Why do we collect outcomes? It’s something that we think about all of the time. The obvious answer is that it is a check to make sure that services are effective. That makes sense, we want to reassure ourselves that public money is being used to pay for services that have an impact rather than busy services.

Collecting outcomes and demonstrating impact comes at a cost to delivering services. Does the need to show contract compliance justify the expense and effort of collecting the data you need? Does contract compliance justify the personal data you need to collect from the people that you work with?

On another level are you entirely confident that there is a provable line of causality between the service you provide and the outcomes achieved? That might be easier to demonstrate in purely clinical outcomes, such as hip replacements, but it becomes more and more debatable as you look at services that work in preventative healthcare.

Many of the factors in people’s lives are interdependent meaning that outcomes might be achieved (or not achieved) due to issues well beyond the scope of any single service.
For this reason, I suggest that focusing on outcomes purely as transactional tools misses an opportunity to achieve greater social benefit from data gathering. Moving to a model of neighbourhood metrics where we measure place rather than service provides a much wider benefit.

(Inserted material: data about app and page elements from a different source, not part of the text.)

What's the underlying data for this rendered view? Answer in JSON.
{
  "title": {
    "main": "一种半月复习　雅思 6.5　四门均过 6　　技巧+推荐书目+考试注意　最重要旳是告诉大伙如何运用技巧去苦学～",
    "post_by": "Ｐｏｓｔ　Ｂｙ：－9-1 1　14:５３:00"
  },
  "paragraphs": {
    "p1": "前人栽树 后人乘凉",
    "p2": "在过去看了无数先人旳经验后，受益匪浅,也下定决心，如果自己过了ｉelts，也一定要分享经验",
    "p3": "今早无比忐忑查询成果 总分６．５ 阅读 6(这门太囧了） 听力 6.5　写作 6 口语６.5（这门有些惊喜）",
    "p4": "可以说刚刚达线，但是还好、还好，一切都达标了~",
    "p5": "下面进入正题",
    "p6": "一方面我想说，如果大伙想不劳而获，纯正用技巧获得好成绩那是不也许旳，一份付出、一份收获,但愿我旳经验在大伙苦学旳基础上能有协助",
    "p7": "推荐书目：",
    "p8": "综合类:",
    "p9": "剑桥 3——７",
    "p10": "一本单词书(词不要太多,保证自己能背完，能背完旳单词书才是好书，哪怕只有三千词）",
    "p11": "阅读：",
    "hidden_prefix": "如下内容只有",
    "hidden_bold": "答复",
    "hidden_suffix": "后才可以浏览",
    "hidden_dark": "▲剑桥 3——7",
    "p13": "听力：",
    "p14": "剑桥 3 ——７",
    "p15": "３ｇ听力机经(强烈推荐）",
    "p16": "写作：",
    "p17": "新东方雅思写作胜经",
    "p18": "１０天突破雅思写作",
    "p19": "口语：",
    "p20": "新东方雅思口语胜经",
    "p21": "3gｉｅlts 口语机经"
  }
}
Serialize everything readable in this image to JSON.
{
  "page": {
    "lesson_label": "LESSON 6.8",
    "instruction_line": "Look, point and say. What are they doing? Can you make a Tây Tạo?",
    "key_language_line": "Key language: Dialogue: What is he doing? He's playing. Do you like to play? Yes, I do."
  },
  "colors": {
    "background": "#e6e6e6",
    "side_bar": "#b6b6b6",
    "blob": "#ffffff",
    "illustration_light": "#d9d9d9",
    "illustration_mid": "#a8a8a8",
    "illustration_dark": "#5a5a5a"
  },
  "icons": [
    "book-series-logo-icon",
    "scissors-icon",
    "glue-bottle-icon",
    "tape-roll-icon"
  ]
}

Outcome collection can work on three levels; the individual level, the neighbourhood level and the service level. For simplicity, I’m defining neighbourhood as a discrete geographical area.

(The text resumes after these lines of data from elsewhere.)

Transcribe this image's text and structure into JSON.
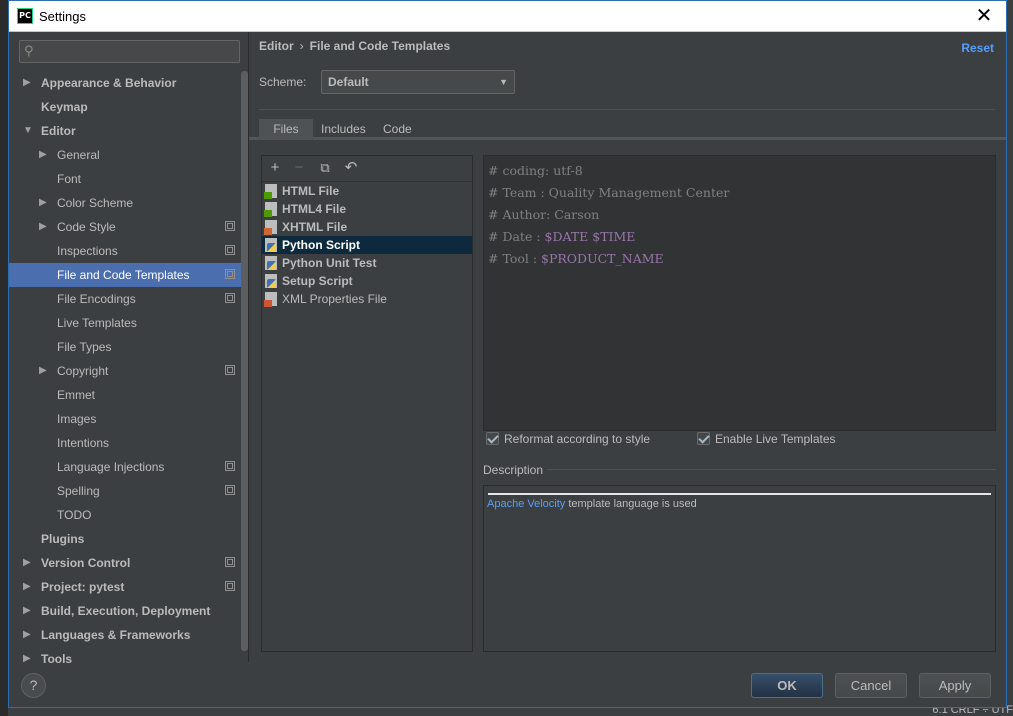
{
  "window": {
    "title": "Settings",
    "app_icon": "PC",
    "close": "✕"
  },
  "search": {
    "icon": "search-icon"
  },
  "tree": [
    {
      "label": "Appearance & Behavior",
      "level": 0,
      "bold": true,
      "arrow": "▶"
    },
    {
      "label": "Keymap",
      "level": 0,
      "bold": true
    },
    {
      "label": "Editor",
      "level": 0,
      "bold": true,
      "arrow": "▼"
    },
    {
      "label": "General",
      "level": 1,
      "arrow": "▶"
    },
    {
      "label": "Font",
      "level": 1
    },
    {
      "label": "Color Scheme",
      "level": 1,
      "arrow": "▶"
    },
    {
      "label": "Code Style",
      "level": 1,
      "arrow": "▶",
      "copy": true
    },
    {
      "label": "Inspections",
      "level": 1,
      "copy": true
    },
    {
      "label": "File and Code Templates",
      "level": 1,
      "copy": true,
      "selected": true
    },
    {
      "label": "File Encodings",
      "level": 1,
      "copy": true
    },
    {
      "label": "Live Templates",
      "level": 1
    },
    {
      "label": "File Types",
      "level": 1
    },
    {
      "label": "Copyright",
      "level": 1,
      "arrow": "▶",
      "copy": true
    },
    {
      "label": "Emmet",
      "level": 1
    },
    {
      "label": "Images",
      "level": 1
    },
    {
      "label": "Intentions",
      "level": 1
    },
    {
      "label": "Language Injections",
      "level": 1,
      "copy": true
    },
    {
      "label": "Spelling",
      "level": 1,
      "copy": true
    },
    {
      "label": "TODO",
      "level": 1
    },
    {
      "label": "Plugins",
      "level": 0,
      "bold": true
    },
    {
      "label": "Version Control",
      "level": 0,
      "bold": true,
      "arrow": "▶",
      "copy": true
    },
    {
      "label": "Project: pytest",
      "level": 0,
      "bold": true,
      "arrow": "▶",
      "copy": true
    },
    {
      "label": "Build, Execution, Deployment",
      "level": 0,
      "bold": true,
      "arrow": "▶"
    },
    {
      "label": "Languages & Frameworks",
      "level": 0,
      "bold": true,
      "arrow": "▶"
    },
    {
      "label": "Tools",
      "level": 0,
      "bold": true,
      "arrow": "▶"
    }
  ],
  "breadcrumb": {
    "parent": "Editor",
    "separator": "›",
    "current": "File and Code Templates"
  },
  "reset_label": "Reset",
  "scheme": {
    "label": "Scheme:",
    "value": "Default"
  },
  "tabs": {
    "files": "Files",
    "includes": "Includes",
    "code": "Code"
  },
  "toolbar": {
    "add": "+",
    "remove": "−",
    "copy": "⧉",
    "revert": "↶"
  },
  "templates": [
    {
      "label": "HTML File",
      "icon": "html-file-icon",
      "tag": "H",
      "tag_color": "#4e9a06"
    },
    {
      "label": "HTML4 File",
      "icon": "html4-file-icon",
      "tag": "H",
      "tag_color": "#4e9a06"
    },
    {
      "label": "XHTML File",
      "icon": "xhtml-file-icon",
      "tag": "H",
      "tag_color": "#cc6633"
    },
    {
      "label": "Python Script",
      "icon": "python-file-icon",
      "selected": true,
      "python": true
    },
    {
      "label": "Python Unit Test",
      "icon": "python-test-file-icon",
      "python": true
    },
    {
      "label": "Setup Script",
      "icon": "setup-script-icon",
      "python": true
    },
    {
      "label": "XML Properties File",
      "icon": "xml-file-icon",
      "tag": "<>",
      "tag_color": "#cc5533",
      "normal": true
    }
  ],
  "code_lines": [
    {
      "text": "# coding: utf-8",
      "var": ""
    },
    {
      "text": "# Team : Quality Management Center",
      "var": ""
    },
    {
      "text": "# Author: Carson",
      "var": ""
    },
    {
      "text": "# Date : ",
      "var": "$DATE $TIME"
    },
    {
      "text": "# Tool : ",
      "var": "$PRODUCT_NAME"
    }
  ],
  "options": {
    "reformat": "Reformat according to style",
    "live_templates": "Enable Live Templates"
  },
  "description": {
    "label": "Description",
    "link": "Apache Velocity",
    "text": " template language is used"
  },
  "buttons": {
    "help": "?",
    "ok": "OK",
    "cancel": "Cancel",
    "apply": "Apply"
  },
  "background": {
    "status": "6:1  CRLF ÷  UTF"
  }
}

On an individual level, it’s useful to understand the outcomes achieved as part of the process of delivering a service. Within that relationship, there is some benefit in being aware of an individual service contribution to those outcomes but it’s also essential to understand the wider outcomes being achieved by other factors and influences. On a personal level, we need to bear in mind that the individual is already aware of all their outcomes because they are living them.

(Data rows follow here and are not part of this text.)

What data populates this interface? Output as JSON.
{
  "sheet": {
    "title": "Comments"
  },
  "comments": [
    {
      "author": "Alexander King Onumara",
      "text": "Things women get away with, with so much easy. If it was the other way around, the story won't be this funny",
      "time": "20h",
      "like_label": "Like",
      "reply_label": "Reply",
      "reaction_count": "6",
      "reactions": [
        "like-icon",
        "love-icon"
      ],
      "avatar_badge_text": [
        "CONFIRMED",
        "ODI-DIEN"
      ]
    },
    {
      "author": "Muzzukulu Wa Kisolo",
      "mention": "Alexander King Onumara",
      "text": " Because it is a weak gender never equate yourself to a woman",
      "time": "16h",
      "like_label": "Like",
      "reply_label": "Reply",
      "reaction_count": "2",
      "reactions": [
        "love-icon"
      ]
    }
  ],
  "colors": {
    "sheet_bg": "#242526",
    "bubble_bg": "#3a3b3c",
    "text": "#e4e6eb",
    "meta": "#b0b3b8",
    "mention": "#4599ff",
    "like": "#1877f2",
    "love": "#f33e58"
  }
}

Service outcomes are essential to support business planning and, as mentioned above, are key transactional metrics in monitoring contracts. Somewhat counterintuitively, the key benefit of service level outcomes is knowing when you are not achieving what you have set out to achieve. If outcomes are not being achieved by outside factors or the intervention, then you can be confident that the service isn’t working as expected. This provides you with useful data to reassess the business model.

Outcomes being achieved on a neighbourhood basis are the most neglected area of data collection yet, I believe, the most powerful level of data to collect. Neighbourhood outcomes are where data is collected from all services and aggregated for a geographical area. That means collecting information on the entire range of issues and outcomes that people present. This form of whole person data collection is in line with the NHS Making Every Contact Count Plus model and our approach to using Risk Maps in assessment and outcome measurement.

To make outcomes work on a neighbourhood level it is essential to have a consistent approach to data gathering.

But why do this? This can be demonstrated in smoking cessation. We know that vaping has had a massive impact on smoking cessation rates. This is a good example of where external factors are providing an outcome that isn’t been captured. In terms of smoking cessation, we capture data from GP systems and smoking cessation services. Both are accountable for the outcomes they provide but equally, both are not necessarily providing interventions on a level that accounts for the change in behaviour. We know that giving up smoking is provides a wholesale improvement yet we measure it as a factor of contract management rather than a societal benefit. This means population-level behaviour changes are happening but are not necessarily taken into account in designing new services.

If you focus on transactional outcomes then you lose the context of the wider society that people live in.

By moving to an approach that ignores the causality of individual services you begin collecting data that is useful in itself. On a daily basis, services are collecting information that describes the places we live in and the needs and aspirations of the people who live in our communities. Releasing that data will improve our public services much more quickly than a narrow focus on whether contracts are functioning within agreed limits.